Fuat advises trustees and employers of pension schemes (big and small) on everyday issues and project work. His advice routinely includes managing change (whether benefit changes or legislative changes), updating scheme documentation, member communications and advising on the legal aspects of funding issues.
He also has particular expertise advising employers on projects. These range from liability management exercises (such as PIEs and ETVs) to benefit reforms and corporate transactions (M&A activity, TUPE, and public to private outsourcings). He leads the firm’s outsourcing group and is a member of the team that provides transactional support services to other law firms. Recent experience includes advising employers on mitigating the impact of the end of DB contracting out and the forthcoming state benefit changes.
Fuat’s approach is a practical one, with a strong emphasis on finding solutions and helping clients meet their objectives within the required timescales.
Memberships and Qualifications
Membership of professional bodies:
Association of Pension Lawyers (Full Member)
Pensions and Lifetime Savings Association (Central London Group member)
Qualified: 2004, England & Wales
Pensions experience since: 2004
Joined Sackers: 2008, Associate: 2009, Partner 2012
Employers: Ashurst LLP (2002-2008)
Corpus Christi College, University of Oxford (1996-1999)
College of Law, London (2000-2002)
Degree: BA in Modern History
Fuat Sami is the name to note for corporate/project and trustee advisory matters. One source adds “Fuat Sami is our main point of contact. His expertise his highly valued within our company and we not hesitate to go to him personally or to recommend him or Sackers to others” – Legal 500 2021

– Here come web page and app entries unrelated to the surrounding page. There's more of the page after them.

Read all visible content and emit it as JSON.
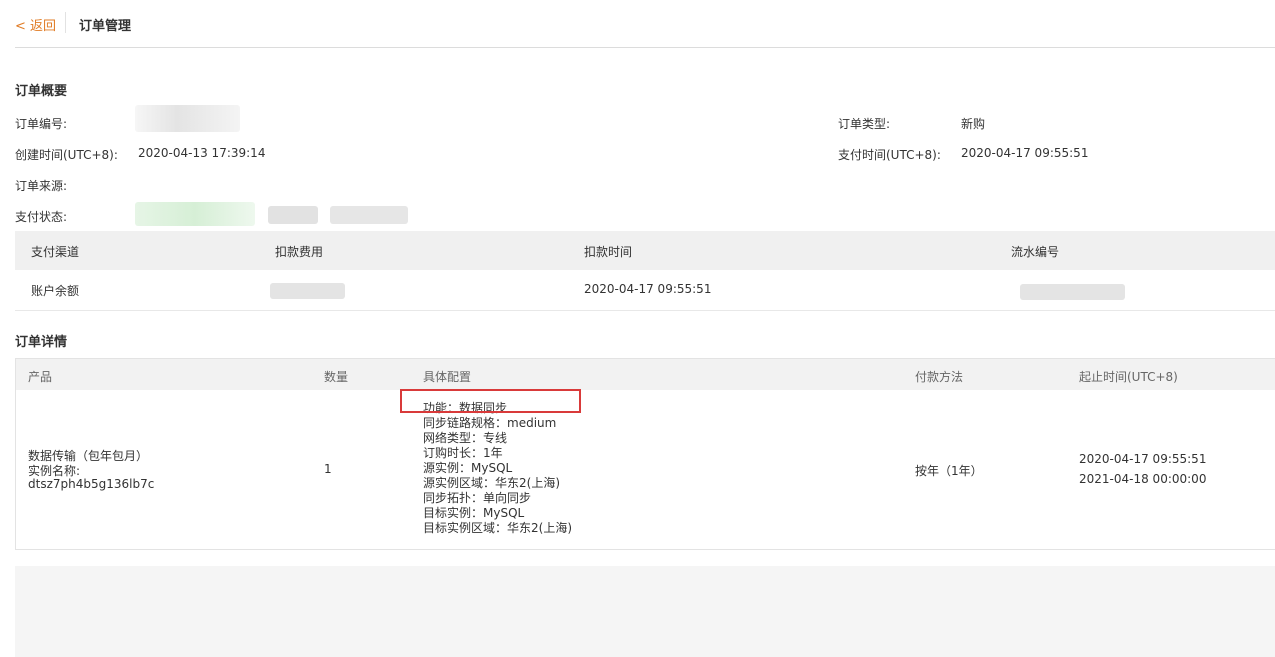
{
  "header": {
    "back_label": "< 返回",
    "title": "订单管理"
  },
  "overview": {
    "title": "订单概要",
    "order_no_label": "订单编号:",
    "created_label": "创建时间(UTC+8):",
    "created_value": "2020-04-13 17:39:14",
    "source_label": "订单来源:",
    "pay_status_label": "支付状态:",
    "order_type_label": "订单类型:",
    "order_type_value": "新购",
    "paid_label": "支付时间(UTC+8):",
    "paid_value": "2020-04-17 09:55:51"
  },
  "payment_table": {
    "headers": [
      "支付渠道",
      "扣款费用",
      "扣款时间",
      "流水编号"
    ],
    "row": {
      "channel": "账户余额",
      "time": "2020-04-17 09:55:51"
    }
  },
  "details": {
    "title": "订单详情",
    "headers": [
      "产品",
      "数量",
      "具体配置",
      "付款方法",
      "起止时间(UTC+8)"
    ],
    "row": {
      "product_line1": "数据传输（包年包月）",
      "product_line2": "实例名称:",
      "product_line3": "dtsz7ph4b5g136lb7c",
      "quantity": "1",
      "config": [
        "功能：数据同步",
        "同步链路规格：medium",
        "网络类型：专线",
        "订购时长：1年",
        "源实例：MySQL",
        "源实例区域：华东2(上海)",
        "同步拓扑：单向同步",
        "目标实例：MySQL",
        "目标实例区域：华东2(上海)"
      ],
      "payment_method": "按年（1年）",
      "start_time": "2020-04-17 09:55:51",
      "end_time": "2021-04-18 00:00:00"
    }
  },
  "colors": {
    "accent": "#e07b24",
    "highlight": "#d93a3a"
  }
}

“very responsive, gives clear, pragmatic advice” – Client quote 2015.
“highly regarded by the trustees and the company” – Client quote 2014.
“hard working“, “dedicated” and “skilful” – Legal 500 2009
Extracurricular interests and activities:
Football, music and travel. As an Everton fan, most Saturday afternoons are spent feeling mildly depressed. Maybe it’s lucky then that I can’t watch too much football these days – if I do, my daughter will gleefully switch off the TV (to my wife’s delight) telling me “no, daddy!”